IATA reveals Checkpoint of the Future
Jun 06, 2011 10:00 pm
The International Air Transport Association (IATA) has unveiled the first mock-up of a Checkpoint of the Future, designed to enhance security while reducing queues and intrusive searches at airports, using intelligence-driven risk-based measures. It is being shown to delegates attending the Association’s 67th Annual General Meeting (AGM) and World Air Transport Summit, in Singapore.
The main concepts of the Checkpoint are (1) strengthened security by focusing resources where risk is greatest, (2) supporting this risk-based approach by integrating passenger information into the checkpoint process, and (3) maximising throughput for the vast majority of travellers who are deemed to be low risk with no compromise on security levels.
The Checkpoint of the Future ends the one-size-fits-all concept for security. Passengers approaching the checkpoint will be directed to one of three lanes: ‘known traveller’, ‘normal’ and ‘enhanced security’. The determination will be based on a biometric identifier in the passport or other travel document that triggers the results of a risk assessment conducted by government before the passenger arrives at the airport.

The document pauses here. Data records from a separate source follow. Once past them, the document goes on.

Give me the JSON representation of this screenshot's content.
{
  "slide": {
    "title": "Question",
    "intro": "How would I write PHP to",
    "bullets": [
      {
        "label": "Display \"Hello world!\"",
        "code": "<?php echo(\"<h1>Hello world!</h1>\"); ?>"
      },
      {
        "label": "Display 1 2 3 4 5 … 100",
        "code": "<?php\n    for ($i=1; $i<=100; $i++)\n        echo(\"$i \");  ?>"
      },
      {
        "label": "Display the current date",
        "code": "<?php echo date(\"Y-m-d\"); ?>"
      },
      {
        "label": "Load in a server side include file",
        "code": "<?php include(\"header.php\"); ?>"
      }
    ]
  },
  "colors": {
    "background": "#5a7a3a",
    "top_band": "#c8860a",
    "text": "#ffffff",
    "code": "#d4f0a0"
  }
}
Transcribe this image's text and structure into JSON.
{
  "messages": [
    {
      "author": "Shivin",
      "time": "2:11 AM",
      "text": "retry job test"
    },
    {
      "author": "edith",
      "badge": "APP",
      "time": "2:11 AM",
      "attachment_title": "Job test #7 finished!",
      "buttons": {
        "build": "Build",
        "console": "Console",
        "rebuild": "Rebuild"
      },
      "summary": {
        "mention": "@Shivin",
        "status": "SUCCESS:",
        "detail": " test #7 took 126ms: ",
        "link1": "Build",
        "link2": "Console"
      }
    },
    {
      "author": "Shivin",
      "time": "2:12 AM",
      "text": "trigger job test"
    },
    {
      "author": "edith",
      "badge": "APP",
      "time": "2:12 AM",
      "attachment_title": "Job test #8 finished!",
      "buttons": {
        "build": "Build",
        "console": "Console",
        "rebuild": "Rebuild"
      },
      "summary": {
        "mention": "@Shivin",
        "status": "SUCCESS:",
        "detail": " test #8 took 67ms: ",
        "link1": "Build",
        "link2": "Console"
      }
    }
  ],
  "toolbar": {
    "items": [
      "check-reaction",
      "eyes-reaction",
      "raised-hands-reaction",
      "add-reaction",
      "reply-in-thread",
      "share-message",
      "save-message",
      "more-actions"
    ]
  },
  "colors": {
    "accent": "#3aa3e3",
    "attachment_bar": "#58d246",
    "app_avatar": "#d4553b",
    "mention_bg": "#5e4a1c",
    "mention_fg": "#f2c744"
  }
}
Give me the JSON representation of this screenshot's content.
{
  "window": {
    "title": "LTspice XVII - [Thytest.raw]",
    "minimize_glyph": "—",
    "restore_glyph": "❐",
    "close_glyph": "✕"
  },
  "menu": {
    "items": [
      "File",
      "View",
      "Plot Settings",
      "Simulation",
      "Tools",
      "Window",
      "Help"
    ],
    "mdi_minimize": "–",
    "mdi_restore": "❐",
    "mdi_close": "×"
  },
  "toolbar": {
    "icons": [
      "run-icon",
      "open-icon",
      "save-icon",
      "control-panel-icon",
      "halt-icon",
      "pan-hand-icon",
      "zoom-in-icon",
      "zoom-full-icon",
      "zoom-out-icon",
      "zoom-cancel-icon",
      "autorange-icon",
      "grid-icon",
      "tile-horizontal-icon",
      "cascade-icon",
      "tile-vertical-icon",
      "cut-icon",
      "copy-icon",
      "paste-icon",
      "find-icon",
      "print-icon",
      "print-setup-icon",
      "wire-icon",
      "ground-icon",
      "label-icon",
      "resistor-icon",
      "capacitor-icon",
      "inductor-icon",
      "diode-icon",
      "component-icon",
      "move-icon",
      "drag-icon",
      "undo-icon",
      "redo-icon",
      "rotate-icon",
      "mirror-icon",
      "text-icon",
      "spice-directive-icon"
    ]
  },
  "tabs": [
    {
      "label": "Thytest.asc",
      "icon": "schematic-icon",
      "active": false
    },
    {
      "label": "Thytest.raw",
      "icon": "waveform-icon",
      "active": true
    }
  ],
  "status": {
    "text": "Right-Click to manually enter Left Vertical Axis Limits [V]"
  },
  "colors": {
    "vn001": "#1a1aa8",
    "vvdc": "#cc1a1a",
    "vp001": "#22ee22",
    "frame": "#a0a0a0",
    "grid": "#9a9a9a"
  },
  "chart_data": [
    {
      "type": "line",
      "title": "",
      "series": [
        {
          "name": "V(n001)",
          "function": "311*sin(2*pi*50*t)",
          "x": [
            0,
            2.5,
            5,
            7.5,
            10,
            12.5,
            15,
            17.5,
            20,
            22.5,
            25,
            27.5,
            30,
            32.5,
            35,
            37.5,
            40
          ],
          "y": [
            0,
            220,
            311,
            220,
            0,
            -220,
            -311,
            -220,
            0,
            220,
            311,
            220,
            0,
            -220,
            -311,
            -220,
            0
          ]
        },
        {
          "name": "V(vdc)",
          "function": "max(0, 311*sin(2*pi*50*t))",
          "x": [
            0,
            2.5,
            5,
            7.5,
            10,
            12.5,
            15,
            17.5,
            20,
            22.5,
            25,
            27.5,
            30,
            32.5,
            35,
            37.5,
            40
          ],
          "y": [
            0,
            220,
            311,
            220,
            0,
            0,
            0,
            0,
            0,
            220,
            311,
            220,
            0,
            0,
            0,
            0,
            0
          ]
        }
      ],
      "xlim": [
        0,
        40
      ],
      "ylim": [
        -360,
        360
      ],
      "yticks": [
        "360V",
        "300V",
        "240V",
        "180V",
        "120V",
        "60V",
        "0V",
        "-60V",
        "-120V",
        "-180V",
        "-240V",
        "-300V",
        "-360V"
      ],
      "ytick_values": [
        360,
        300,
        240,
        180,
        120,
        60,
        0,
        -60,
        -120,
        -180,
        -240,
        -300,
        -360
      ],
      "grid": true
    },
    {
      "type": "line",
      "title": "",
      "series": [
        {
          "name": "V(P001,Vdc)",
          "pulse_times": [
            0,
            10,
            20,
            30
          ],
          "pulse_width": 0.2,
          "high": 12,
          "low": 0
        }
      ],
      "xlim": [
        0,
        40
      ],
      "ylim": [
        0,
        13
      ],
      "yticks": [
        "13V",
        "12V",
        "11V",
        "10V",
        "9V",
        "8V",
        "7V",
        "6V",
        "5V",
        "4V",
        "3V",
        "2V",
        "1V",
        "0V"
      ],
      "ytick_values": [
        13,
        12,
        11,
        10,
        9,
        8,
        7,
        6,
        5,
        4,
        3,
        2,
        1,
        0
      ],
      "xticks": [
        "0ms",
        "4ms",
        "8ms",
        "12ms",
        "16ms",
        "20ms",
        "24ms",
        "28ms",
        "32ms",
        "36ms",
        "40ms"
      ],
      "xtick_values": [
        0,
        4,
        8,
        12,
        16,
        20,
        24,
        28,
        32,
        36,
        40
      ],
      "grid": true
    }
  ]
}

The three security lanes will have technology to check passengers according to risk. “Known travllers” who have registered and completed background checks with government authorities will have expedited access. “Normal screening” would be for the majority of travellers. And those passengers for whom less information is available, who are randomly selected or who are deemed to be an “Elevated risk” would have an additional level of screening.
Screening technology is being developed that will allow passengers to walk through the checkpoint without having to remove clothes or unpack their belongings. Moreover, it is envisioned that the security process could be combined with outbound customs and immigration procedures, further streamlining the passenger experience.
Through the International Civil Aviation Organisation (ICAO), 19 governments, including the United States, are working to define standards for a Checkpoint of the Future. IATA is also coordinating closely with the US Department of Homeland Security’s Checkpoint of Tomorrow programme that has similar goals.